- **Required work**:
Each line of the data holding "Ajustes" should be found and copied.

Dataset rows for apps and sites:

********************

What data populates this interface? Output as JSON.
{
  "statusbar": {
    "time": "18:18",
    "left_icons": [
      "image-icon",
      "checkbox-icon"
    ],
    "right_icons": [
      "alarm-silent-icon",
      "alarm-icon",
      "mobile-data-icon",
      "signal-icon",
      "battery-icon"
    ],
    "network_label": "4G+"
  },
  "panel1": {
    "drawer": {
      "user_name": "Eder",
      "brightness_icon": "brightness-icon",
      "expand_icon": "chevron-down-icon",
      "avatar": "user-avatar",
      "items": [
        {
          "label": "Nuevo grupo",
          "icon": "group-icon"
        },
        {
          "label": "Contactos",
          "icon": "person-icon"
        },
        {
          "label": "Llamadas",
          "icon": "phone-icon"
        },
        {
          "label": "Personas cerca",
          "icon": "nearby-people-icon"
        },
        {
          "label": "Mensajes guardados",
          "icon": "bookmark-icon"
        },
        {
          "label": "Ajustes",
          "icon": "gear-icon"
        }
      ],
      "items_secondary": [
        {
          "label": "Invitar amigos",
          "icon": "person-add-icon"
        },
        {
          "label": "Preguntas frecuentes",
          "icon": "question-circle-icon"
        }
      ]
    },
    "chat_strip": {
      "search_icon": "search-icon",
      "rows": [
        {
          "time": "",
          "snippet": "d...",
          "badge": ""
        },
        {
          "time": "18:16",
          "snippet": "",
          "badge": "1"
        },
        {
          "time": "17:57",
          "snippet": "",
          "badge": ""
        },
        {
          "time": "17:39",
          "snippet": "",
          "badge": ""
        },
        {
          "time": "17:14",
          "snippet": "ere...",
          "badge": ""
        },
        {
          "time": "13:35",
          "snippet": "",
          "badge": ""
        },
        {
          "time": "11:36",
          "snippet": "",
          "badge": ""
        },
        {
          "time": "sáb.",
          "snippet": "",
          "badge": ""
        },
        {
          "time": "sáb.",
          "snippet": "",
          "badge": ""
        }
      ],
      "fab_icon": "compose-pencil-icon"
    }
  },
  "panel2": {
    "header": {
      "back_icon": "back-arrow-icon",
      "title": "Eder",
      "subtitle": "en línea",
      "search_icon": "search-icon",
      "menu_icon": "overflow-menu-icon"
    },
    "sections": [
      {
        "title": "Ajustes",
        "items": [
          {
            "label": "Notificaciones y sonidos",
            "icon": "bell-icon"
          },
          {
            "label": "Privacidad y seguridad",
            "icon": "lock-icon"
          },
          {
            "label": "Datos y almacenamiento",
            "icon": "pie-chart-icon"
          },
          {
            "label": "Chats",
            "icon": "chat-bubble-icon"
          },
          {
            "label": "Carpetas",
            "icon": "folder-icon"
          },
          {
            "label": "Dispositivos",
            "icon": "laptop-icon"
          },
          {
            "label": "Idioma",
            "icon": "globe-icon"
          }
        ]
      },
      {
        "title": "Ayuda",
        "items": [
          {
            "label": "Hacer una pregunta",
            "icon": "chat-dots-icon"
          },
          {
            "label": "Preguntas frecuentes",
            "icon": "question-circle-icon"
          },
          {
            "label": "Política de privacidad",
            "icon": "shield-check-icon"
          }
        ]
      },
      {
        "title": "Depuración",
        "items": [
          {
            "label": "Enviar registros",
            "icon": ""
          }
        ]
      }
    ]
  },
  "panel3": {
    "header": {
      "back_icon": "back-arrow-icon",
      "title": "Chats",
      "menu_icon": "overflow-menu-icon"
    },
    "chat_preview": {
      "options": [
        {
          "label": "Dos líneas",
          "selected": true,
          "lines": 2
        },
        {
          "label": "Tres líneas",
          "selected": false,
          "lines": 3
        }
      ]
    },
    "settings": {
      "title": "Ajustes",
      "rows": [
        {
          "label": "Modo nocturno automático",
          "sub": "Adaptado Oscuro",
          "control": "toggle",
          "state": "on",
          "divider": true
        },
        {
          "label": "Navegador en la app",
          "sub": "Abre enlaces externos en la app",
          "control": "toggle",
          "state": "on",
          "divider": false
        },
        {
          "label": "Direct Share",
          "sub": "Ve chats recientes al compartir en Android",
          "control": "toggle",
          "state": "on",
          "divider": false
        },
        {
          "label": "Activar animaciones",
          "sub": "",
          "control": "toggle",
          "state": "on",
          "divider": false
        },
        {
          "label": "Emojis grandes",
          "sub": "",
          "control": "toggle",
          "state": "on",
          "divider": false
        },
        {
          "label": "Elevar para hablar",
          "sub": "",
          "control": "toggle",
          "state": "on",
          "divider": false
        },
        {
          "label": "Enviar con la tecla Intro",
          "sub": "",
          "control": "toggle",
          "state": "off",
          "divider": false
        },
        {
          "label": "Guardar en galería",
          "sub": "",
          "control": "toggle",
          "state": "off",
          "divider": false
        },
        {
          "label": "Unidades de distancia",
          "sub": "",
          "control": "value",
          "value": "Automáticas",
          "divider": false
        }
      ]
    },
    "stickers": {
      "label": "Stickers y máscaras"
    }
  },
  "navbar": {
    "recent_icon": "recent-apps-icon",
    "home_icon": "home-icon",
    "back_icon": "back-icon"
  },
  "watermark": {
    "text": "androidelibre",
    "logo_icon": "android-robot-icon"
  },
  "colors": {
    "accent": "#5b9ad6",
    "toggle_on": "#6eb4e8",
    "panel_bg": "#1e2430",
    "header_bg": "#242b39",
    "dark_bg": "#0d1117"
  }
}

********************

- **Result**:
          "label": "Ajustes",
        "title": "Ajustes",
      "title": "Ajustes",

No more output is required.